## Exercise requirements:
Set out exactly, and with nothing added, the line containing "Decode this image" and every line after it through the final line of the data.

[Saved entries]

----------

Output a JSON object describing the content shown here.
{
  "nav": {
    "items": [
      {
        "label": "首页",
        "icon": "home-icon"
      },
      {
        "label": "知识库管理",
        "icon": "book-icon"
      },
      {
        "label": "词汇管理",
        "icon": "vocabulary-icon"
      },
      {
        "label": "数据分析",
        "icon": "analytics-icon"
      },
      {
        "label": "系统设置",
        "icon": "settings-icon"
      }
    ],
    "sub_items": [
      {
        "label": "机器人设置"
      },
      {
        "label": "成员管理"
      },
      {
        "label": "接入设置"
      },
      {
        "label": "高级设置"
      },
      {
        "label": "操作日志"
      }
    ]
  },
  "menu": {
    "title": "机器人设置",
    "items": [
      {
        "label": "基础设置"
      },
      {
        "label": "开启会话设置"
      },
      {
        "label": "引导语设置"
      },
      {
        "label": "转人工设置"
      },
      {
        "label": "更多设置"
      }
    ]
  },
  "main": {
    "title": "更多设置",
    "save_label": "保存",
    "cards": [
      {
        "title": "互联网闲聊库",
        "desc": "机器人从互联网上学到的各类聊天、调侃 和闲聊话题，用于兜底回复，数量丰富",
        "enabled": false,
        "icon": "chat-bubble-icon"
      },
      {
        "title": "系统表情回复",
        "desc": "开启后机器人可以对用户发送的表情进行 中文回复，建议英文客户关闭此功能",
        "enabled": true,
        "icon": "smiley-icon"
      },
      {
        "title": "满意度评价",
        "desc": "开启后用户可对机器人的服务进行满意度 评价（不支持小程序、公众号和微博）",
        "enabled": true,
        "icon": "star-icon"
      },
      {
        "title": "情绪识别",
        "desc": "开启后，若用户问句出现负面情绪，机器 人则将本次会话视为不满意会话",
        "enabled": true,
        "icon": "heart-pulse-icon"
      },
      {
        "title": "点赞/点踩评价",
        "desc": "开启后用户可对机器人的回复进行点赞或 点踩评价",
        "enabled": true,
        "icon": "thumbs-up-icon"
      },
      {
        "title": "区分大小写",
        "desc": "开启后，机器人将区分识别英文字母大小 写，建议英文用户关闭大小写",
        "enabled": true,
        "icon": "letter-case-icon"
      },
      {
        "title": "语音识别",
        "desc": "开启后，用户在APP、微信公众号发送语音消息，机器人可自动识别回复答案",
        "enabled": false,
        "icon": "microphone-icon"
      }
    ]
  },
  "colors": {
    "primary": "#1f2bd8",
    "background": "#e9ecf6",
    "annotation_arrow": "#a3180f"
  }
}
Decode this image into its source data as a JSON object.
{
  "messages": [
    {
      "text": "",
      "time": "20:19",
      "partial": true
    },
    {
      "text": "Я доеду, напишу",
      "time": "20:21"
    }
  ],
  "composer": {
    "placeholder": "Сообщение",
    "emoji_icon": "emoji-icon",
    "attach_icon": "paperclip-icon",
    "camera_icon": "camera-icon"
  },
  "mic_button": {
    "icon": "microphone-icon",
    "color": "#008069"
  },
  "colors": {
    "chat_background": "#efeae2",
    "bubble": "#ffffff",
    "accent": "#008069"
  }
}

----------

## Task result:
Decode this image into its source data as a JSON object.
{
  "messages": [
    {
      "text": "",
      "time": "20:19",
      "partial": true
    },
    {
      "text": "Я доеду, напишу",
      "time": "20:21"
    }
  ],
  "composer": {
    "placeholder": "Сообщение",
    "emoji_icon": "emoji-icon",
    "attach_icon": "paperclip-icon",
    "camera_icon": "camera-icon"
  },
  "mic_button": {
    "icon": "microphone-icon",
    "color": "#008069"
  },
  "colors": {
    "chat_background": "#efeae2",
    "bubble": "#ffffff",
    "accent": "#008069"
  }
}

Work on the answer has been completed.